Task instructions: Give the entries below again exactly. Their pictures are not needed.

[Website and app data records]

* * *

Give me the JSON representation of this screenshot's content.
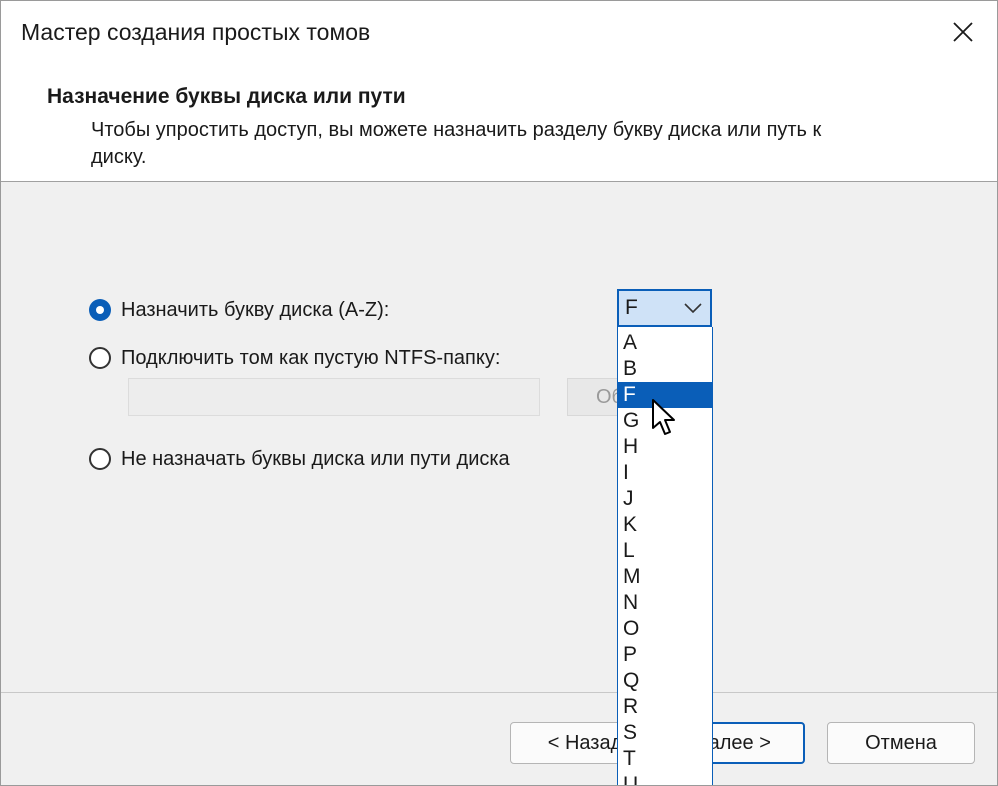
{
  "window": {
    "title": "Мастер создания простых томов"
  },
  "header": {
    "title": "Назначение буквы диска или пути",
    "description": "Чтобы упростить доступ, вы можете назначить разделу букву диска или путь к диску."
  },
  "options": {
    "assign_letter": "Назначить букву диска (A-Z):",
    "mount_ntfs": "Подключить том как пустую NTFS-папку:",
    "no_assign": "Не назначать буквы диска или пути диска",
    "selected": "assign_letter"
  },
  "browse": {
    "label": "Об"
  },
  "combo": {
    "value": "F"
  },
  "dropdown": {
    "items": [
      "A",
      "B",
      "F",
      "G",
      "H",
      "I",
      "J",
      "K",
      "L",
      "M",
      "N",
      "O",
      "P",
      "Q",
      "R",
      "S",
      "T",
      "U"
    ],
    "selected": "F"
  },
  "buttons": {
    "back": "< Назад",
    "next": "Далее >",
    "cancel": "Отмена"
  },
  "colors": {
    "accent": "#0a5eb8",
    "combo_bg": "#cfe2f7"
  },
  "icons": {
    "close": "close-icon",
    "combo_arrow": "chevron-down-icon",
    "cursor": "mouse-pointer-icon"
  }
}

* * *

Answer to this problem:
Give me the JSON representation of this screenshot's content.
{
  "window": {
    "title": "Мастер создания простых томов"
  },
  "header": {
    "title": "Назначение буквы диска или пути",
    "description": "Чтобы упростить доступ, вы можете назначить разделу букву диска или путь к диску."
  },
  "options": {
    "assign_letter": "Назначить букву диска (A-Z):",
    "mount_ntfs": "Подключить том как пустую NTFS-папку:",
    "no_assign": "Не назначать буквы диска или пути диска",
    "selected": "assign_letter"
  },
  "browse": {
    "label": "Об"
  },
  "combo": {
    "value": "F"
  },
  "dropdown": {
    "items": [
      "A",
      "B",
      "F",
      "G",
      "H",
      "I",
      "J",
      "K",
      "L",
      "M",
      "N",
      "O",
      "P",
      "Q",
      "R",
      "S",
      "T",
      "U"
    ],
    "selected": "F"
  },
  "buttons": {
    "back": "< Назад",
    "next": "Далее >",
    "cancel": "Отмена"
  },
  "colors": {
    "accent": "#0a5eb8",
    "combo_bg": "#cfe2f7"
  },
  "icons": {
    "close": "close-icon",
    "combo_arrow": "chevron-down-icon",
    "cursor": "mouse-pointer-icon"
  }
}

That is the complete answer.